▶ _GIVEN INFORMATION_:
______________________________
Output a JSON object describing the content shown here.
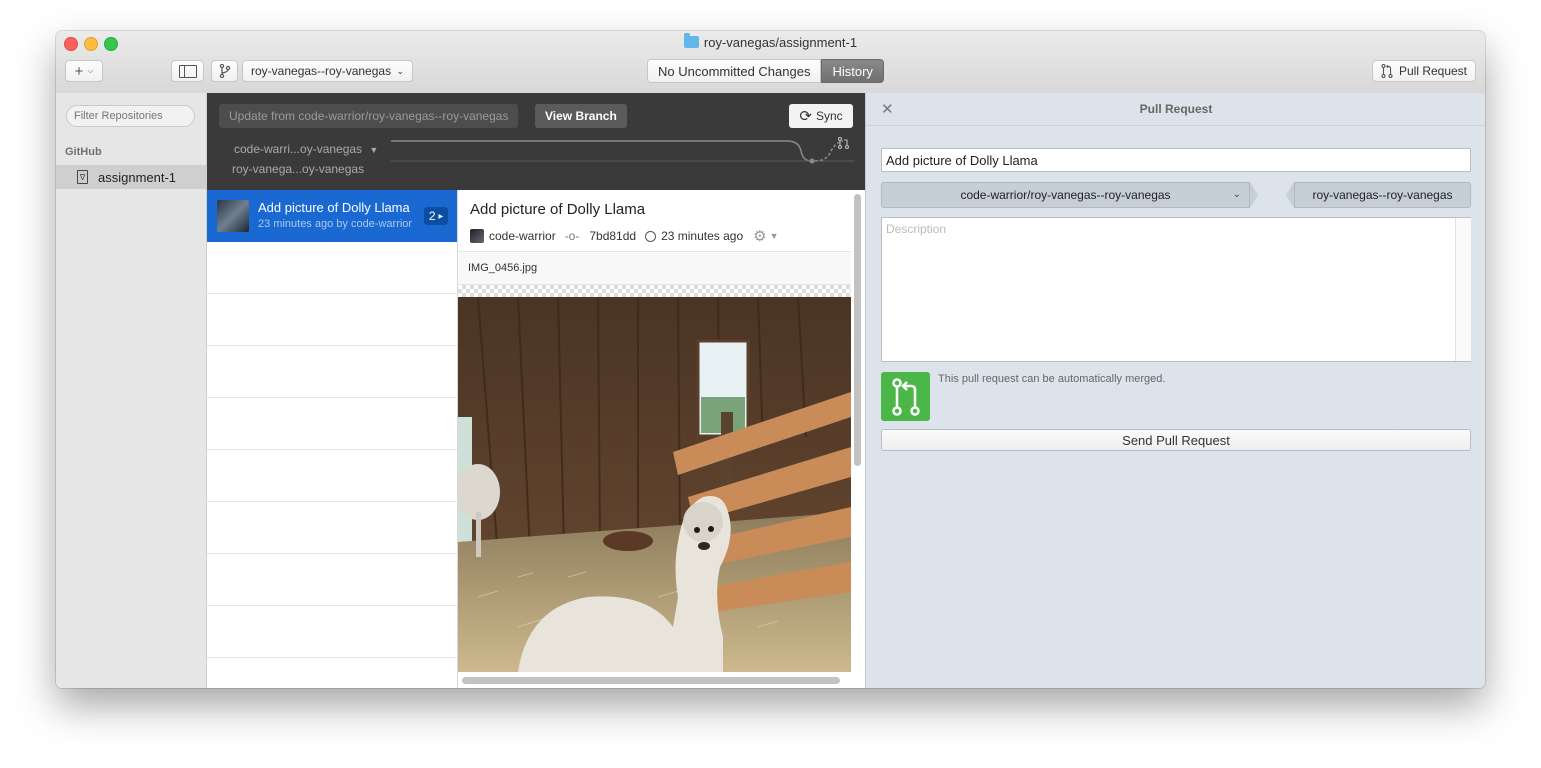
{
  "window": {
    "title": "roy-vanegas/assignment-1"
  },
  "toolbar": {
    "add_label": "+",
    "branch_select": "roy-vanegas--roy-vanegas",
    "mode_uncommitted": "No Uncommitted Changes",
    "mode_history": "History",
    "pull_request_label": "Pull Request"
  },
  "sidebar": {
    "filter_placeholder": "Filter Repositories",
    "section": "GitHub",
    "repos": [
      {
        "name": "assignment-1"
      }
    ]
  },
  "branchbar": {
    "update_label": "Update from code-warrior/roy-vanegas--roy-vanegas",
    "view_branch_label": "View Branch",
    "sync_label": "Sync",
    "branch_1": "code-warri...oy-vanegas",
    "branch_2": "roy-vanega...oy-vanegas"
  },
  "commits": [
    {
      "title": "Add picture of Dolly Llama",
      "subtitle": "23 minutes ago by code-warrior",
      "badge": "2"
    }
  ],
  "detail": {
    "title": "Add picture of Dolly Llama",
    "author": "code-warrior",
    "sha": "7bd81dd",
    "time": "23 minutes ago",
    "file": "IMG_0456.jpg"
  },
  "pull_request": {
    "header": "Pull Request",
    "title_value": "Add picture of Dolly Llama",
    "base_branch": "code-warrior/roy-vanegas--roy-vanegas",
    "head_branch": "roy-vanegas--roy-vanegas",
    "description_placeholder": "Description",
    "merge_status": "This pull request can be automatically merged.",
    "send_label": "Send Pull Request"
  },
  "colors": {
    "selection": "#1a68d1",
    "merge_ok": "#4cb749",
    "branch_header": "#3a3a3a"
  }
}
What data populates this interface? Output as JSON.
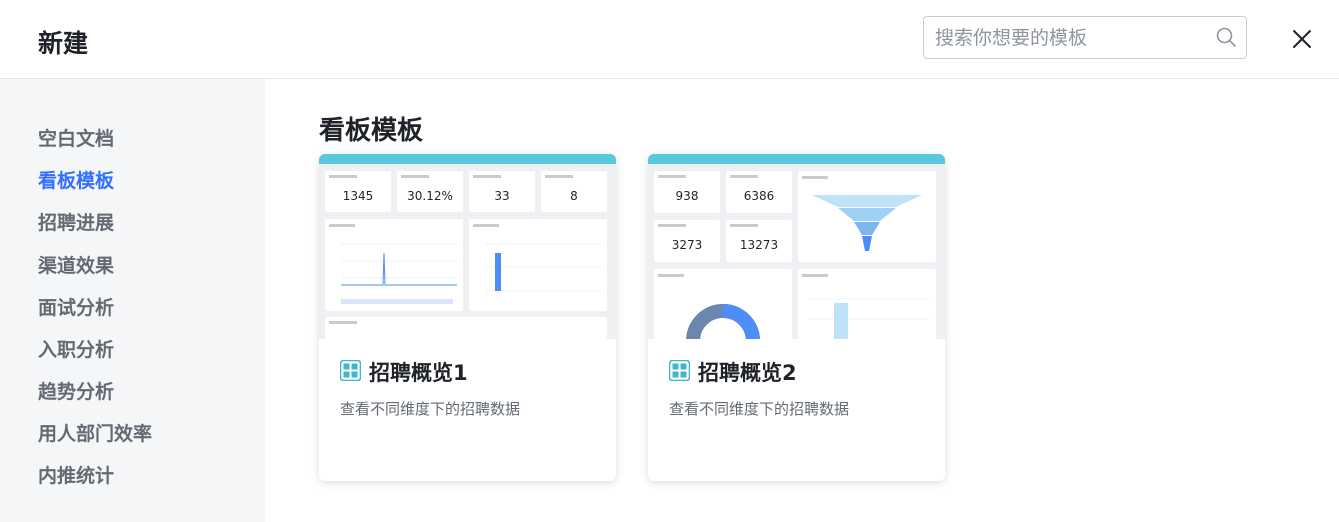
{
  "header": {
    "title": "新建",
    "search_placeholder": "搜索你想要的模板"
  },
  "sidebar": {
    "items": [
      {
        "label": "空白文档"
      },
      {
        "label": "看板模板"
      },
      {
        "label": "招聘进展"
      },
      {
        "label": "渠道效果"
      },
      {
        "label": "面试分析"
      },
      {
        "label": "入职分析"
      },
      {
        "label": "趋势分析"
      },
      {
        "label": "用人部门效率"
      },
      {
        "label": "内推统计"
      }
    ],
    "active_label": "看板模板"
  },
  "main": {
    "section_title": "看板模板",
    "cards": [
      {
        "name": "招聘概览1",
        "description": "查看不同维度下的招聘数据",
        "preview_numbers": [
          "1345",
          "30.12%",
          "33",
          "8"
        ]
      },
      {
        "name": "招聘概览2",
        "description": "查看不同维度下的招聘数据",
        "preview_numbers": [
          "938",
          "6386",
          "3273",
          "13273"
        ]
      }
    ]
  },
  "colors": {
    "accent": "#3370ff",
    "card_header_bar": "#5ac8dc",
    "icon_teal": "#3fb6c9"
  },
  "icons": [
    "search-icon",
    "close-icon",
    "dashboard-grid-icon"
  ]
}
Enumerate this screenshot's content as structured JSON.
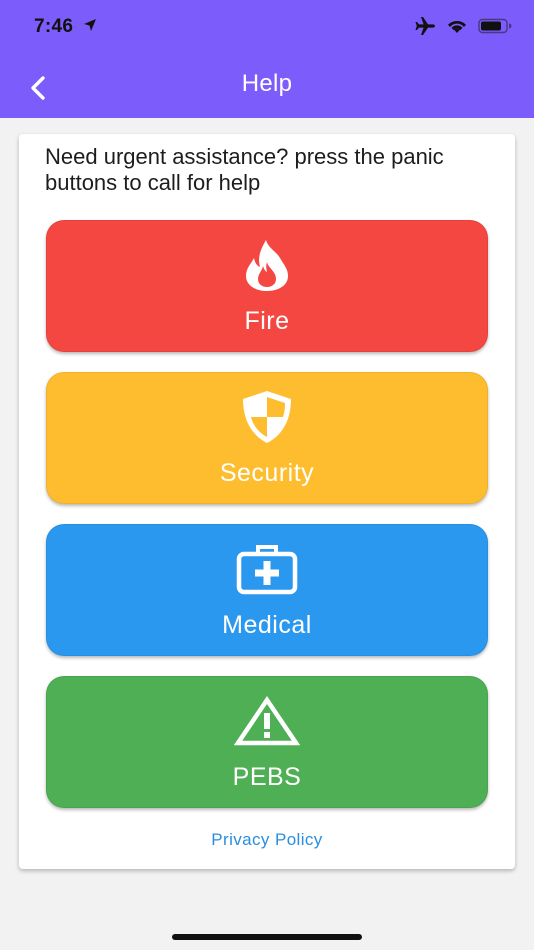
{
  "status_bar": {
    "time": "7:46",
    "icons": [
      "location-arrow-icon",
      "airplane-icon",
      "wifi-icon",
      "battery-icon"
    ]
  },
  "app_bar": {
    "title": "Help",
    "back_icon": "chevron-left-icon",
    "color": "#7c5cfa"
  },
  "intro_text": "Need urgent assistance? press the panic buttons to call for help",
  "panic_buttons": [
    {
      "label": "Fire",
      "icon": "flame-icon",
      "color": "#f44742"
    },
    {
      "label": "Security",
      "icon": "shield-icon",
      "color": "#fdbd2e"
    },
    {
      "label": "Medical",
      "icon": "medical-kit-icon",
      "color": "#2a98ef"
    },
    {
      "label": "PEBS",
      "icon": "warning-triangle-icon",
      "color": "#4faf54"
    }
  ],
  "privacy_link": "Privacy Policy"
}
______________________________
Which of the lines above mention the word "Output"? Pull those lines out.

Output a JSON object describing the content shown here.
What data populates this interface? Output as JSON.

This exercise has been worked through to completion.